The 2017 Oscars could easily fit into any upcoming Ryan Murphy show, whether it be American Crime Story, or American Horror Story, or even Fedu! (Sorry, but none for Glee) In the days since the huge Best Picture mixup at the Academy Awards, we’ve learned literally so much about the inner-workings of award shows, and how if one thing goes wrong, everything goes wrong. Horror, crime, and feud, indeed.
But now that the dust has started to settle (and Moonlight is enjoying all sorts of spoils), an Oscar hero has finally emerged: The stage crew at the Dolby Theater. In a new interview with The Wrap, the stage manager of the show, Gary Natoli, details exactly what went wrong during the Best Picture fiasco — and how it could have been prevented.
As Gary explains, he was actually onstage with host Jimmy Kimmel and PricewaterhouseCooper partner, Martha Ruiz, when the incorrect name was announced. Martha made no indication that the incorrect movie had been named Best Picture, and “she’s supposed to have memorized the winners.”
It was then that Gary and Kimmel made their way into the audience for the last bit of the evening (a joke with Matt Damon) still unaware that something was amiss.
What followed was, yes, chaos — think, like a high school production of Les Miz, but like x 1 billion.
Another stage manager needed to find Martha, and had her open the set of Oscar envelops in her possession (there are two sets of envelopes). They saw that the Best Picture winner was actually Moonlight, and tried to get the accountants onto the stage to correct the issue — and get them on stage ASAP, before anyone took to the mic.
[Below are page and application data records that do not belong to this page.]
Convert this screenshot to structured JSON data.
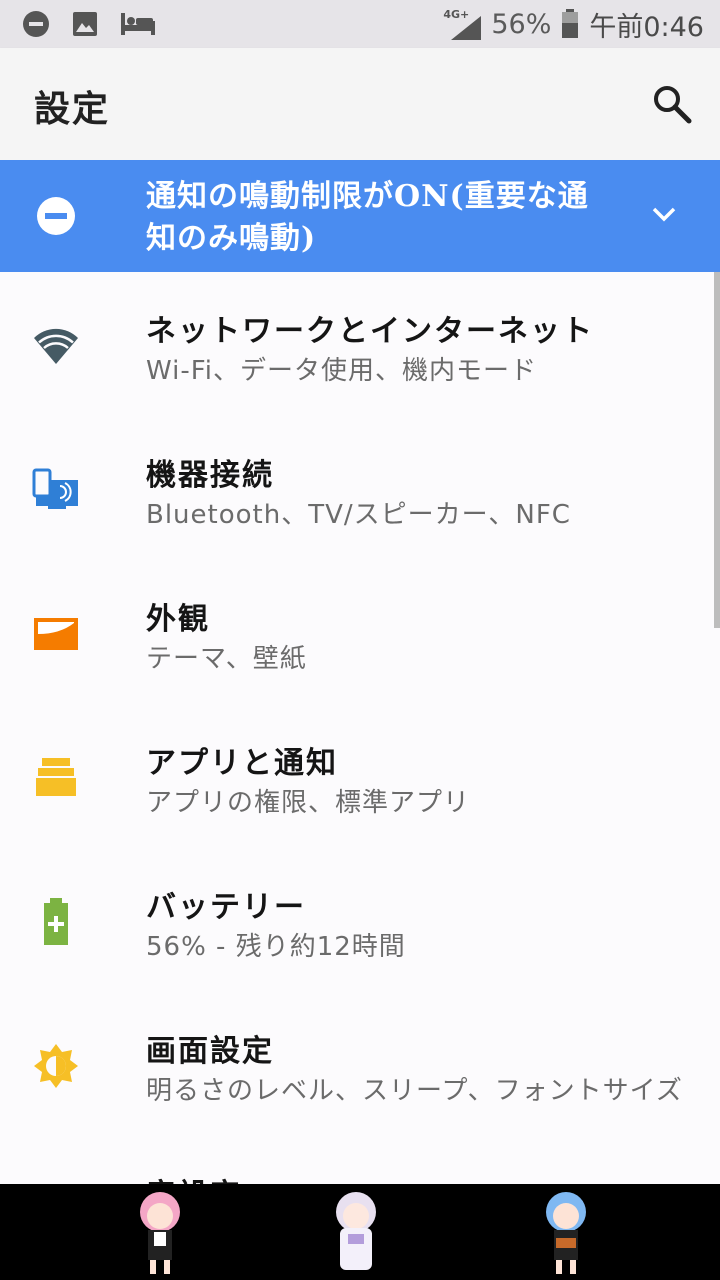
{
  "status_bar": {
    "network": "4G+",
    "battery": "56%",
    "time": "午前0:46",
    "left_icons": [
      "dnd-status-icon",
      "image-icon",
      "bed-icon"
    ]
  },
  "app_bar": {
    "title": "設定"
  },
  "dnd_banner": {
    "text": "通知の鳴動制限がON(重要な通知のみ鳴動)"
  },
  "settings": [
    {
      "title": "ネットワークとインターネット",
      "subtitle": "Wi-Fi、データ使用、機内モード",
      "icon": "wifi-icon",
      "color": "#455a64"
    },
    {
      "title": "機器接続",
      "subtitle": "Bluetooth、TV/スピーカー、NFC",
      "icon": "device-connection-icon",
      "color": "#2f7fd6"
    },
    {
      "title": "外観",
      "subtitle": "テーマ、壁紙",
      "icon": "wallpaper-icon",
      "color": "#f57c00"
    },
    {
      "title": "アプリと通知",
      "subtitle": "アプリの権限、標準アプリ",
      "icon": "apps-icon",
      "color": "#f6bf26"
    },
    {
      "title": "バッテリー",
      "subtitle": "56% - 残り約12時間",
      "icon": "battery-charging-icon",
      "color": "#7cb342"
    },
    {
      "title": "画面設定",
      "subtitle": "明るさのレベル、スリープ、フォントサイズ",
      "icon": "brightness-icon",
      "color": "#f6bf26"
    },
    {
      "title": "音設定",
      "subtitle": "",
      "icon": "sound-icon",
      "color": "#555555"
    }
  ],
  "colors": {
    "accent": "#4a8cf0",
    "status_bar": "#e6e4e8",
    "app_bar": "#f5f5f5"
  }
}
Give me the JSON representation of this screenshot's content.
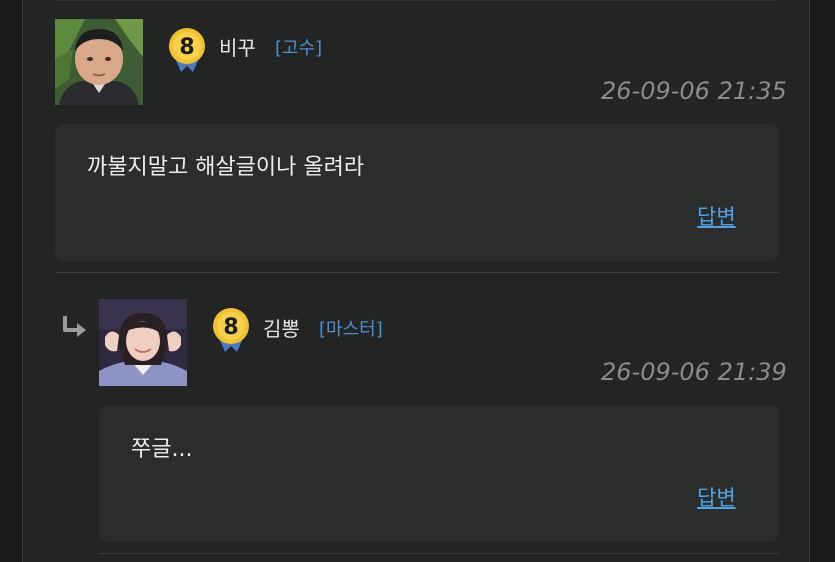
{
  "comments": [
    {
      "nickname": "비꾸",
      "rank": "[고수]",
      "level": "8",
      "timestamp": "26-09-06 21:35",
      "text": "까불지말고 해살글이나 올려라",
      "reply_label": "답변"
    },
    {
      "nickname": "김뽕",
      "rank": "[마스터]",
      "level": "8",
      "timestamp": "26-09-06 21:39",
      "text": "쭈글...",
      "reply_label": "답변",
      "is_reply": true
    }
  ],
  "icons": {
    "level_badge": "level-badge-icon",
    "reply_arrow": "reply-arrow-icon"
  },
  "colors": {
    "background": "#232525",
    "bubble": "#2b2d2d",
    "rank": "#4a8fd0",
    "link": "#4ea3e6",
    "timestamp": "#8b8b8b",
    "badge_gold": "#f2c12e"
  }
}
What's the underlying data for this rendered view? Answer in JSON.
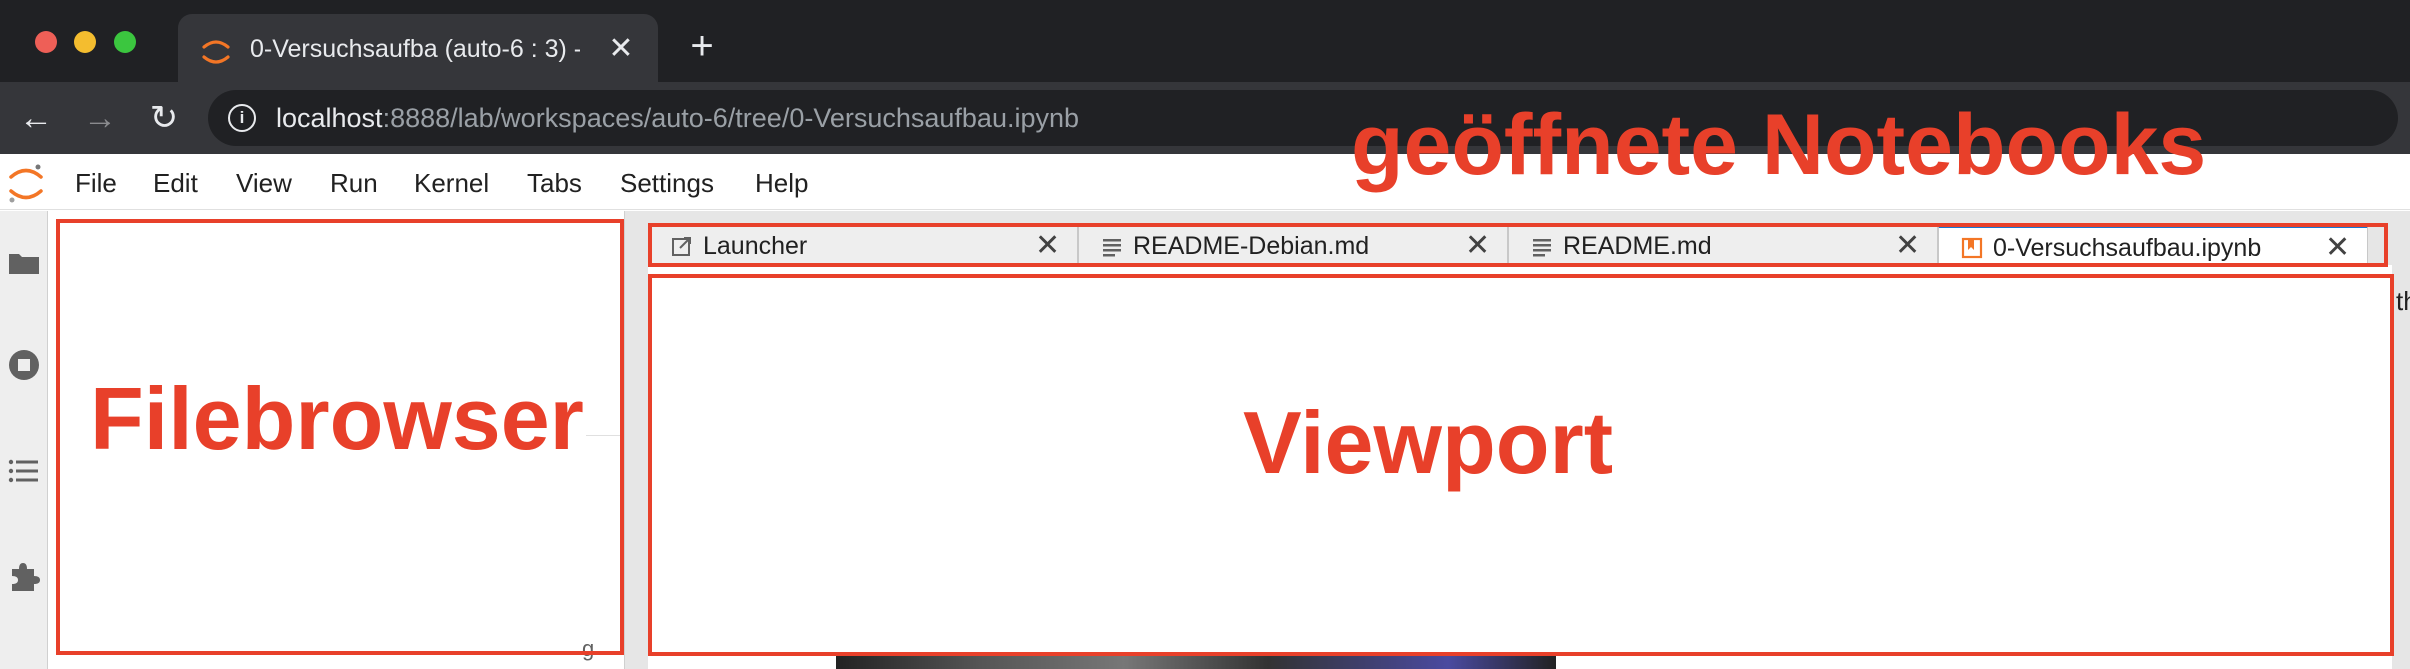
{
  "browser": {
    "tab_title": "0-Versuchsaufba (auto-6 : 3) -",
    "tab_close": "✕",
    "new_tab": "+",
    "back": "←",
    "forward": "→",
    "reload": "↻",
    "info": "i",
    "url_host": "localhost",
    "url_rest": ":8888/lab/workspaces/auto-6/tree/0-Versuchsaufbau.ipynb"
  },
  "jupyter": {
    "menu": [
      "File",
      "Edit",
      "View",
      "Run",
      "Kernel",
      "Tabs",
      "Settings",
      "Help"
    ],
    "tabs": [
      {
        "label": "Launcher",
        "icon": "launcher-icon"
      },
      {
        "label": "README-Debian.md",
        "icon": "markdown-icon"
      },
      {
        "label": "README.md",
        "icon": "markdown-icon"
      },
      {
        "label": "0-Versuchsaufbau.ipynb",
        "icon": "notebook-icon"
      }
    ],
    "tab_close": "✕",
    "sidebar_icons": [
      "folder-icon",
      "running-icon",
      "toc-icon",
      "extension-icon"
    ],
    "filebrowser_stub": "g",
    "viewport_edge": "th"
  },
  "annotations": {
    "filebrowser": "Filebrowser",
    "viewport": "Viewport",
    "tabs": "geöffnete Notebooks"
  },
  "colors": {
    "annotation": "#e8402a",
    "jupyter_orange": "#f37626",
    "chrome_dark": "#202124",
    "chrome_mid": "#35363a"
  }
}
However, neither one of them would budge. There was also hella confusion over the envelopes.
Gary himself went out onstage to get the envelope in La La Land‘s possession, and swap it out for the correct Moonlight envelope. All of this happened in about three minutes. It’s not necessarily a long time, but considering in those three minutes an entire movie took to the stage and started giving acceptance speeches, it’s like an eternity.
You can read the full interview over at The Wrap. Something tells us this still isn’t the last we’ve heard of Oscars 2017.